Ulcerative colitis is a chronic inflammatory disease of the large intestine, explains the Crohn's and Colitis Association of America. Crohn's disease is a similar condition that causes inflammation in any part of the digestive tract. The two diseases cause similar symptoms, including diarrhea, rectal bleeding and abdominal cramps.
Crohn's disease and ulcerative colitis share many features; both are related to abnormal responses of the immune system, explains the Crohn's and Colitis Association of America. In people with inflammatory bowel disease, the immune system mistakes benign cells in the digestive tract for bacterial or harmful cells and attacks them, causing the symptoms associated with these diseases. For many Crohn's and ulcerative colitis patients, these symptoms include an urgent need to move the bowels, the sensation of incomplete evacuation and constipation. Some patients also experience fatigue, loss of appetite, night sweats and fever.

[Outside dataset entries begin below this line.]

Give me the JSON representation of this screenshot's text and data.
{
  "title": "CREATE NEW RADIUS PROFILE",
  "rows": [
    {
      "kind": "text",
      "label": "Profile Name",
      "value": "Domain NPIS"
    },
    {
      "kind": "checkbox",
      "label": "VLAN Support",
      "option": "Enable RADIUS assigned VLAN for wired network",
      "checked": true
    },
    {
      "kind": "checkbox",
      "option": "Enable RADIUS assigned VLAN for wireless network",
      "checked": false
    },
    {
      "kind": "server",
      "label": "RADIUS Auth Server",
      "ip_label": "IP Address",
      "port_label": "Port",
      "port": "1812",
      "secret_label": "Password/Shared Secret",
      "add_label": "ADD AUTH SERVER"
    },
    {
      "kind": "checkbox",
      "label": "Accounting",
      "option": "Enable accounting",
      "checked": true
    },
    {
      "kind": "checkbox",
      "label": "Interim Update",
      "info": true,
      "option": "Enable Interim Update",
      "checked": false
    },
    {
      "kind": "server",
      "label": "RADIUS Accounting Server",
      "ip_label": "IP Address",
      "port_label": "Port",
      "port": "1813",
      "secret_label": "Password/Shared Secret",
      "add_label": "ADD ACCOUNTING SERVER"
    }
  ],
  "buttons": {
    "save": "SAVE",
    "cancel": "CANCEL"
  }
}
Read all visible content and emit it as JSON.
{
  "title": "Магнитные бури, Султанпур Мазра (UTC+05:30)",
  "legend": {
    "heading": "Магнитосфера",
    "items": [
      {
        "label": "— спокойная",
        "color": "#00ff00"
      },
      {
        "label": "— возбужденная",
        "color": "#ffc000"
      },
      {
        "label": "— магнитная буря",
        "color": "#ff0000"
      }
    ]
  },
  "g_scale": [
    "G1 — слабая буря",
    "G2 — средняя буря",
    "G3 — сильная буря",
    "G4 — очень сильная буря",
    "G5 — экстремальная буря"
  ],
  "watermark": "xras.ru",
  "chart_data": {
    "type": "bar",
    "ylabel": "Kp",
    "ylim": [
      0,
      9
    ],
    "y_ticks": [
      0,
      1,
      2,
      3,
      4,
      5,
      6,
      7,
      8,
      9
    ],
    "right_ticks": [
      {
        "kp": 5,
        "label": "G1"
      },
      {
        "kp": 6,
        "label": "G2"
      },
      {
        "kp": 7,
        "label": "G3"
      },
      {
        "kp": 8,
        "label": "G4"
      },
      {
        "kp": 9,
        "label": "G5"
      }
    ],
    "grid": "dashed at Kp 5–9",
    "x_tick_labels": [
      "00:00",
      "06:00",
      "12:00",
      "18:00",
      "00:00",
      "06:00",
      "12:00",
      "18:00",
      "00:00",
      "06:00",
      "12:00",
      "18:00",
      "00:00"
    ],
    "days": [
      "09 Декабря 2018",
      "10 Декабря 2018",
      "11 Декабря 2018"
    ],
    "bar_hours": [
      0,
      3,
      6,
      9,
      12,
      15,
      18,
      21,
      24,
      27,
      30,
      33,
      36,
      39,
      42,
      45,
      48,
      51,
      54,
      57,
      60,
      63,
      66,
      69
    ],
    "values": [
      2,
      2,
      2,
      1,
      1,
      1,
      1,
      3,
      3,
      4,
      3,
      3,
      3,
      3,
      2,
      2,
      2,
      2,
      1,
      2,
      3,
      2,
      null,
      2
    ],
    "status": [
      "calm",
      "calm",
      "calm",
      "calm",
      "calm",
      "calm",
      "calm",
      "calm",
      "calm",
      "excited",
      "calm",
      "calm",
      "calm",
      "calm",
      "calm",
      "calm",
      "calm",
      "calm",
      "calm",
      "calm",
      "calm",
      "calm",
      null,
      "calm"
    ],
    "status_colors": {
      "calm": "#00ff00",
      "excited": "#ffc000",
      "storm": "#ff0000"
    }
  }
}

Crohn's disease and ulcerative colitis run in families, according to the Crohn's and Colitis Association of America. Approximately 1.4 million Americans have these conditions, and Caucasians are more likely to suffer from them than members of other ethnic groups. Ulcerative colitis and Crohn's disease may be treated with corticosteroids, immunosuppressant drugs or antibiotics, according to WebMD. Patients may also find relief from anti-diarrhea medications. Fluid replacement should be used to counteract dehydration.